Eating more nuts lowers bad cholesterol and reduces heart disease risks without making you fat, new University of Otago research finds.
With National Nut Day falling on October 23, the university's department of human nutrition senior lecturer Rachel Brown said studies showed people who ate 30-60g of nuts per day reduced their risk of heart disease by 35 per cent, and bad cholesterol by 10 per cent.
Ms Brown said there is a misconception that eating more nuts would make people gain weight because of their high fat content.
"Nut eaters are often thinner, because they eat nuts instead of other higher carbohydrate snacks."
She recommended eating a variety of nuts because most were good sources of fibre, unsaturated fat and protein. Almonds and hazelnuts are high in vitamin E, peanuts are high in folate and brazil nuts are high in selenium.
She suggested eating nuts as snacks or adding to salads, stirfrys and muesli.
She said making a fruit and nut mix is a good way to encourage children to eat them.
She also encouraged parents to feed children sliced or ground nuts which were easier to eat.
"Elderly people may also find it easier to eat nuts this way."
Ms Brown said there was also a misconception that nuts were too expensive but she said 30g of nuts should only cost around $1-1.50. There was research to suggest peanut butter, especially unsalted, low sugar brands, was a good, cheap way to include nuts in a healthy diet.
"It's always best to check the label first, and then choose the best one."

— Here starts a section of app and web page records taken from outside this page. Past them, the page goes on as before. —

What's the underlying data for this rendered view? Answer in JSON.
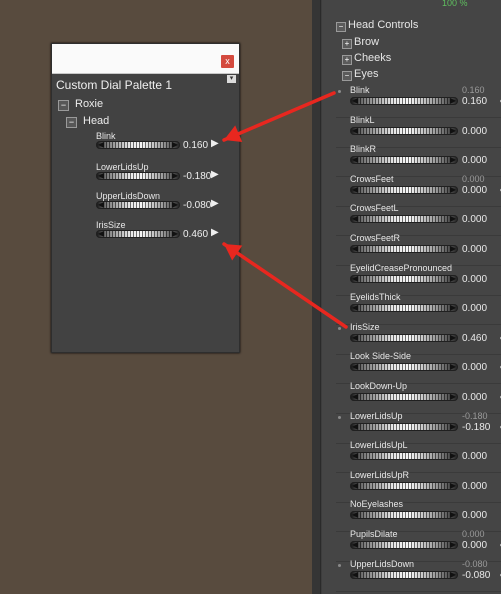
{
  "right_panel": {
    "percent": "100 %",
    "tree": [
      {
        "label": "Head Controls",
        "sign": "−"
      },
      {
        "label": "Brow",
        "sign": "+"
      },
      {
        "label": "Cheeks",
        "sign": "+"
      },
      {
        "label": "Eyes",
        "sign": "−"
      }
    ],
    "dials": [
      {
        "label": "Blink",
        "value": "0.160",
        "small": "0.160",
        "dot": true,
        "link": true
      },
      {
        "label": "BlinkL",
        "value": "0.000",
        "small": "",
        "dot": false,
        "link": false
      },
      {
        "label": "BlinkR",
        "value": "0.000",
        "small": "",
        "dot": false,
        "link": false
      },
      {
        "label": "CrowsFeet",
        "value": "0.000",
        "small": "0.000",
        "dot": false,
        "link": true
      },
      {
        "label": "CrowsFeetL",
        "value": "0.000",
        "small": "",
        "dot": false,
        "link": false
      },
      {
        "label": "CrowsFeetR",
        "value": "0.000",
        "small": "",
        "dot": false,
        "link": false
      },
      {
        "label": "EyelidCreasePronounced",
        "value": "0.000",
        "small": "",
        "dot": false,
        "link": false
      },
      {
        "label": "EyelidsThick",
        "value": "0.000",
        "small": "",
        "dot": false,
        "link": false
      },
      {
        "label": "IrisSize",
        "value": "0.460",
        "small": "",
        "dot": true,
        "link": true
      },
      {
        "label": "Look Side-Side",
        "value": "0.000",
        "small": "",
        "dot": false,
        "link": true
      },
      {
        "label": "LookDown-Up",
        "value": "0.000",
        "small": "",
        "dot": false,
        "link": true
      },
      {
        "label": "LowerLidsUp",
        "value": "-0.180",
        "small": "-0.180",
        "dot": true,
        "link": true
      },
      {
        "label": "LowerLidsUpL",
        "value": "0.000",
        "small": "",
        "dot": false,
        "link": false
      },
      {
        "label": "LowerLidsUpR",
        "value": "0.000",
        "small": "",
        "dot": false,
        "link": false
      },
      {
        "label": "NoEyelashes",
        "value": "0.000",
        "small": "",
        "dot": false,
        "link": false
      },
      {
        "label": "PupilsDilate",
        "value": "0.000",
        "small": "0.000",
        "dot": false,
        "link": true
      },
      {
        "label": "UpperLidsDown",
        "value": "-0.080",
        "small": "-0.080",
        "dot": true,
        "link": true
      }
    ]
  },
  "palette": {
    "close_glyph": "x",
    "menu_glyph": "▾",
    "title": "Custom Dial Palette 1",
    "figure": "Roxie",
    "group": "Head",
    "dials": [
      {
        "label": "Blink",
        "value": "0.160"
      },
      {
        "label": "LowerLidsUp",
        "value": "-0.180"
      },
      {
        "label": "UpperLidsDown",
        "value": "-0.080"
      },
      {
        "label": "IrisSize",
        "value": "0.460"
      }
    ]
  },
  "icons": {
    "play": "▶",
    "link": "⚬⚬",
    "collapse": "−",
    "expand": "+",
    "left_arrow": "◀",
    "right_arrow": "▶"
  },
  "colors": {
    "arrow": "#e8271f",
    "close_button": "#d44a3e",
    "percent": "#5fbf5f"
  }
}
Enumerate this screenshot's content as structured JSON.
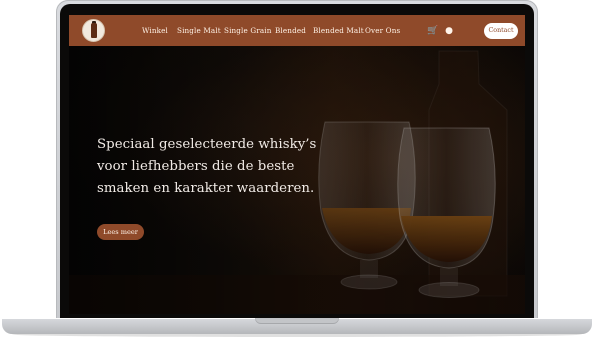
{
  "nav": {
    "items": [
      {
        "label": "Winkel"
      },
      {
        "label": "Single Malt"
      },
      {
        "label": "Single Grain"
      },
      {
        "label": "Blended"
      },
      {
        "label": "Blended Malt"
      },
      {
        "label": "Over Ons"
      }
    ],
    "contact_label": "Contact"
  },
  "icons": {
    "cart": "cart-icon",
    "user": "user-icon",
    "logo": "whisky-bottle-logo"
  },
  "hero": {
    "heading": "Speciaal geselecteerde whisky’s voor liefhebbers die de beste smaken en karakter waarderen.",
    "cta_label": "Lees meer"
  },
  "colors": {
    "brand": "#8f4a2a",
    "hero_text": "#f1ebe6",
    "background": "#080706"
  }
}
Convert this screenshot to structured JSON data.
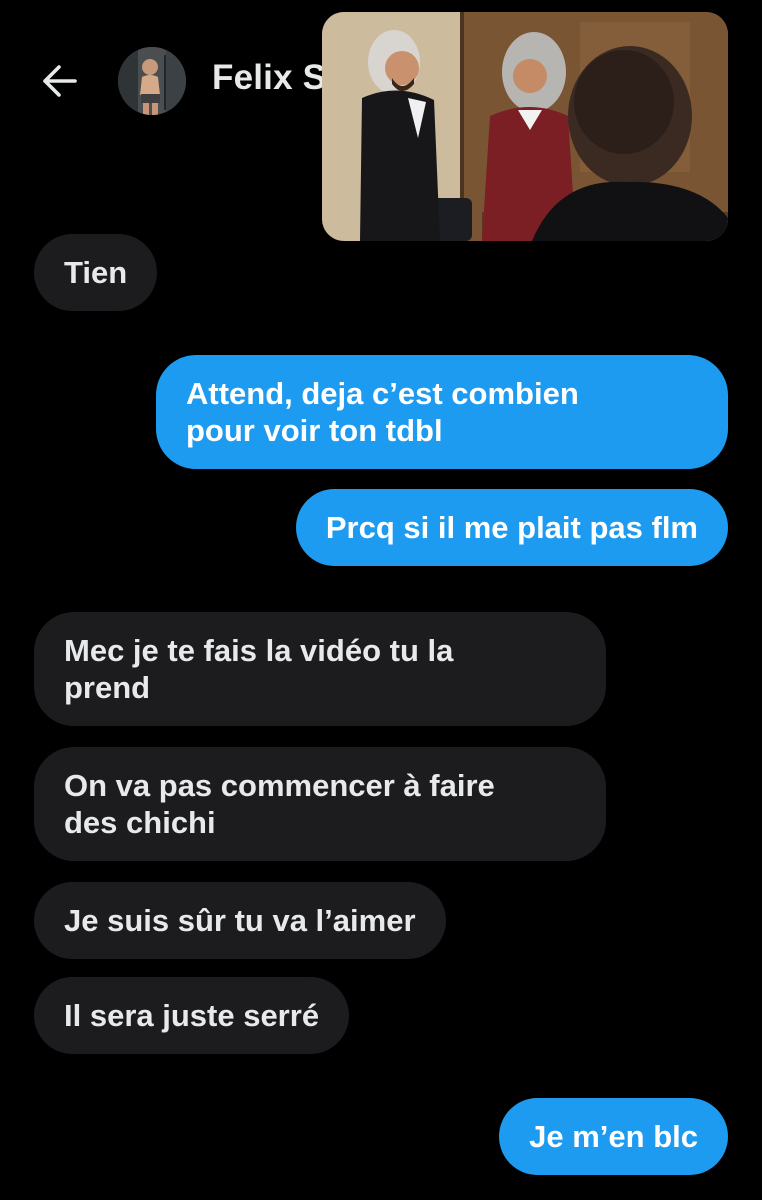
{
  "header": {
    "back_icon": "arrow-left-icon",
    "contact_name": "Felix S",
    "avatar_desc": "profile photo"
  },
  "video": {
    "type": "picture-in-picture video"
  },
  "messages": [
    {
      "direction": "in",
      "lines": [
        "Tien"
      ]
    },
    {
      "direction": "out",
      "lines": [
        "Attend, deja c’est combien",
        "pour voir ton tdbl"
      ]
    },
    {
      "direction": "out",
      "lines": [
        "Prcq si il me plait pas flm"
      ]
    },
    {
      "direction": "in",
      "lines": [
        "Mec je te fais la vidéo tu la",
        "prend"
      ]
    },
    {
      "direction": "in",
      "lines": [
        "On va pas commencer à faire",
        "des chichi"
      ]
    },
    {
      "direction": "in",
      "lines": [
        "Je suis sûr tu va l’aimer"
      ]
    },
    {
      "direction": "in",
      "lines": [
        "Il sera juste serré"
      ]
    },
    {
      "direction": "out",
      "lines": [
        "Je m’en blc"
      ]
    }
  ],
  "colors": {
    "background": "#000000",
    "incoming_bubble": "#1c1c1e",
    "outgoing_bubble": "#1d9bf0",
    "text": "#e7e9ea"
  }
}
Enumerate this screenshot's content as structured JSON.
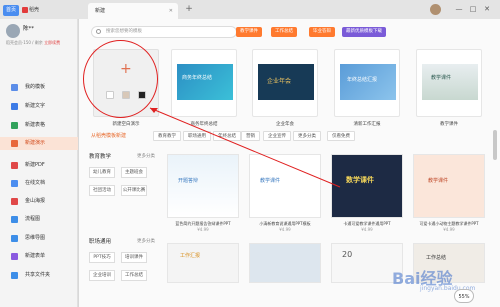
{
  "titlebar": {
    "home_tab": "首页",
    "docer_tab": "稻壳",
    "active_tab": "新建",
    "plus": "+",
    "min": "—",
    "max": "□",
    "close": "✕"
  },
  "sidebar": {
    "user_name": "陈**",
    "user_sub_prefix": "稻壳会员·150 / 剩余",
    "user_sub_link": "立即续费",
    "items": [
      {
        "label": "我的模板",
        "color": "#5b8de8"
      },
      {
        "label": "新建文字",
        "color": "#3d7be6"
      },
      {
        "label": "新建表格",
        "color": "#31a25b"
      },
      {
        "label": "新建演示",
        "color": "#e8673a"
      },
      {
        "label": "新建PDF",
        "color": "#e04848"
      },
      {
        "label": "在线文档",
        "color": "#4c8ef0"
      },
      {
        "label": "金山海报",
        "color": "#e04848"
      },
      {
        "label": "流程图",
        "color": "#3d8ee8"
      },
      {
        "label": "思维导图",
        "color": "#3d8ee8"
      },
      {
        "label": "新建表单",
        "color": "#8a5ae0"
      },
      {
        "label": "共享文件夹",
        "color": "#3d8ee8"
      }
    ]
  },
  "main": {
    "search_placeholder": "搜索您想要的模板",
    "pills": [
      "教学课件",
      "工作总结",
      "毕业答辩",
      "最新优质模板下载"
    ],
    "close": "✕",
    "top_labels": [
      "新建空白演示",
      "商务年终总结",
      "企业年会",
      "清新工作汇报",
      "教学课件"
    ],
    "thumb_texts": [
      "商务年终总结",
      "企业年会",
      "年终总结汇报",
      "教学课件"
    ],
    "section_title": "从稻壳模板新建",
    "filters": [
      "教育教学",
      "职场通用",
      "年终总结",
      "营销",
      "企业宣传",
      "更多分类",
      "仅看免费"
    ],
    "groups": [
      {
        "title": "教育教学",
        "more": "更多分类",
        "tags": [
          "幼儿教育",
          "主题班会",
          "社团活动",
          "公开课比赛"
        ]
      },
      {
        "title": "职场通用",
        "more": "更多分类",
        "tags": [
          "PPT技巧",
          "培训课件",
          "企业培训",
          "工作总结"
        ]
      }
    ],
    "cards": [
      {
        "label": "蓝色简约开题报告答辩课件PPT",
        "price": "¥4.99"
      },
      {
        "label": "小清新教育说课通用PPT模板",
        "price": "¥4.99"
      },
      {
        "label": "卡通可爱教学课件通用PPT",
        "price": "¥4.99"
      },
      {
        "label": "可爱卡通小动物主题教学课件PPT",
        "price": "¥4.99"
      }
    ],
    "card_texts": [
      "开题答辩",
      "教学课件",
      "数学课件",
      "教学课件"
    ],
    "row2_texts": [
      "工作汇报",
      "",
      "20",
      "工作总结"
    ]
  },
  "overlay": {
    "watermark": "Bai经验",
    "watermark2": "jingyan.baidu.com",
    "zoom": "55%"
  }
}
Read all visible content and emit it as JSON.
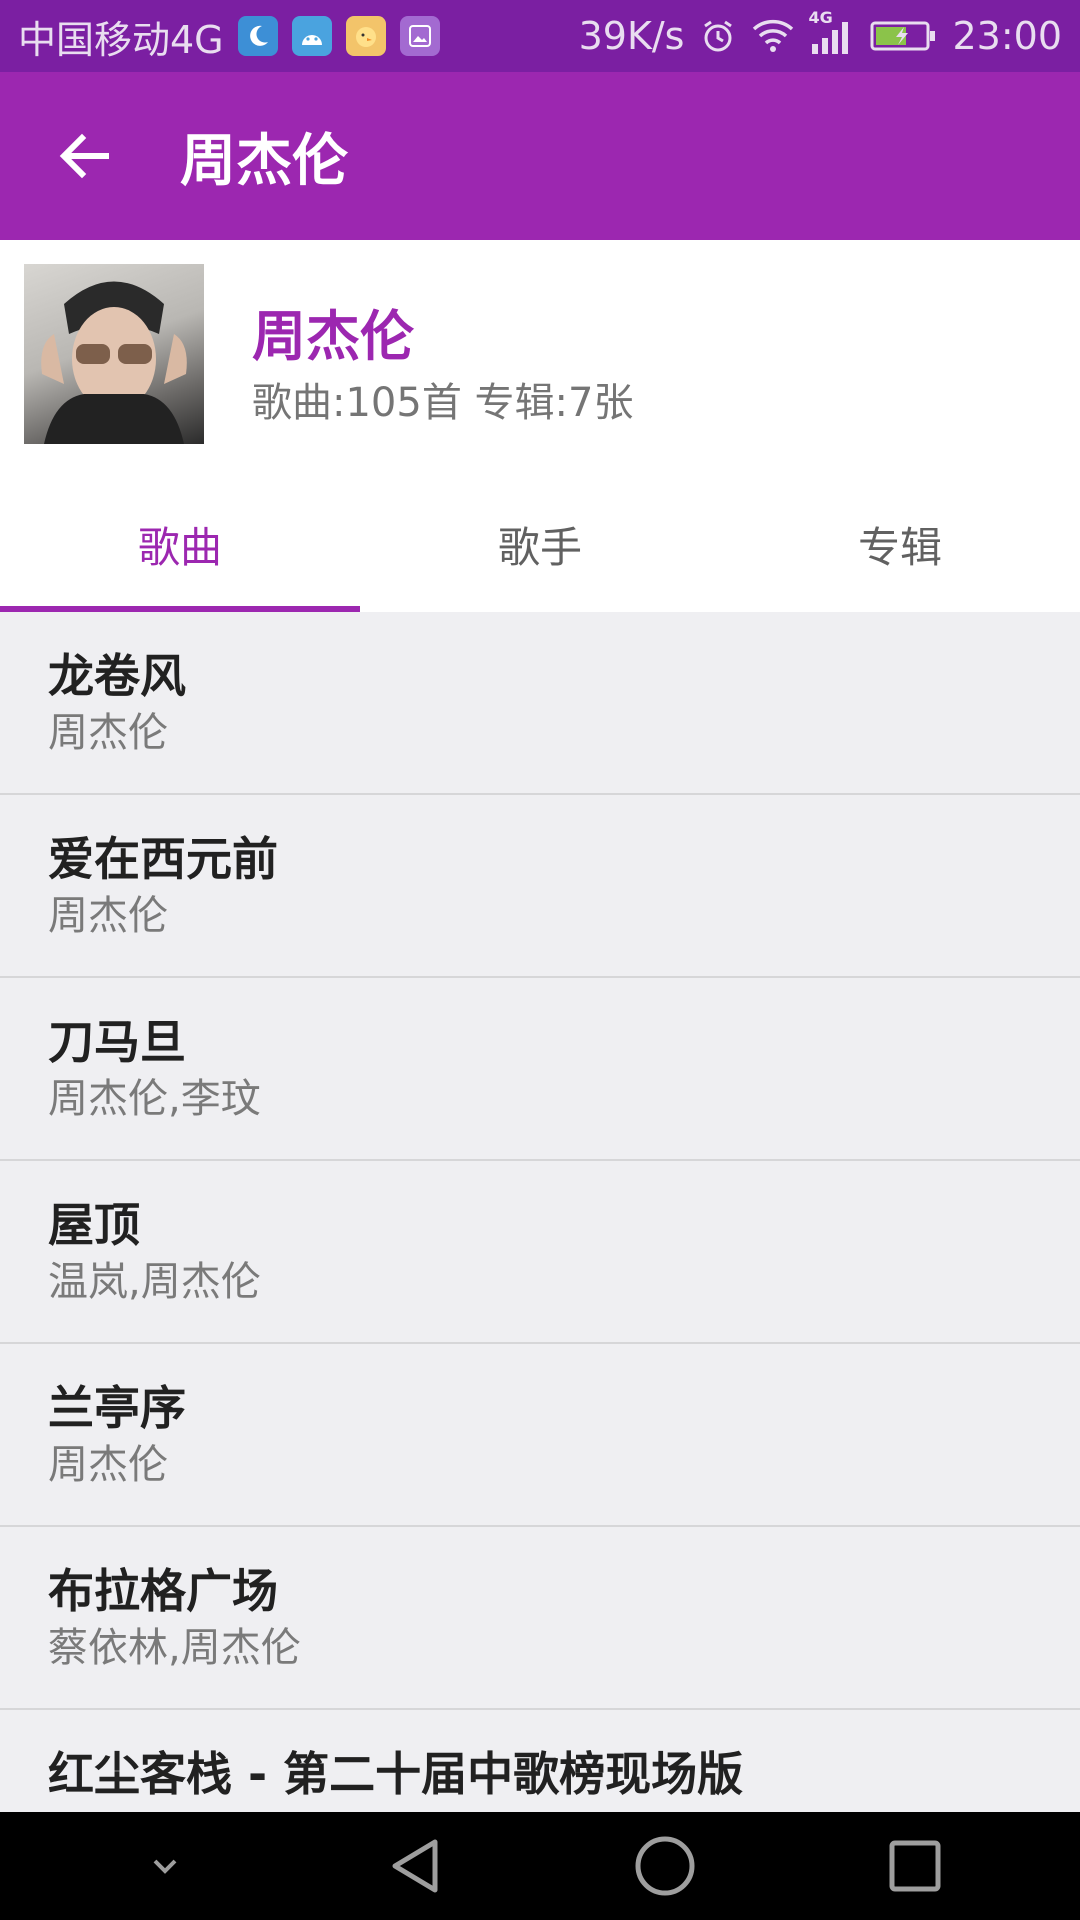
{
  "status_bar": {
    "carrier": "中国移动4G",
    "net_speed": "39K/s",
    "network_label": "4G",
    "time": "23:00",
    "notification_icons": [
      "moon-icon",
      "android-icon",
      "chick-app-icon",
      "gallery-icon"
    ]
  },
  "app_bar": {
    "title": "周杰伦"
  },
  "artist": {
    "name": "周杰伦",
    "stats": "歌曲:105首 专辑:7张"
  },
  "tabs": [
    {
      "label": "歌曲",
      "active": true
    },
    {
      "label": "歌手",
      "active": false
    },
    {
      "label": "专辑",
      "active": false
    }
  ],
  "songs": [
    {
      "title": "龙卷风",
      "artist": "周杰伦"
    },
    {
      "title": "爱在西元前",
      "artist": "周杰伦"
    },
    {
      "title": "刀马旦",
      "artist": "周杰伦,李玟"
    },
    {
      "title": "屋顶",
      "artist": "温岚,周杰伦"
    },
    {
      "title": "兰亭序",
      "artist": "周杰伦"
    },
    {
      "title": "布拉格广场",
      "artist": "蔡依林,周杰伦"
    },
    {
      "title": "红尘客栈 - 第二十届中歌榜现场版",
      "artist": ""
    }
  ],
  "colors": {
    "primary": "#9c27b0",
    "primary_dark": "#7b1fa2",
    "list_bg": "#efeff2"
  }
}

However, Ms Brown does not recommend eating Nutella spread, which was too high in chocolate and sugar to be healthy, nor did she recommend commercial, roasted and salted nuts.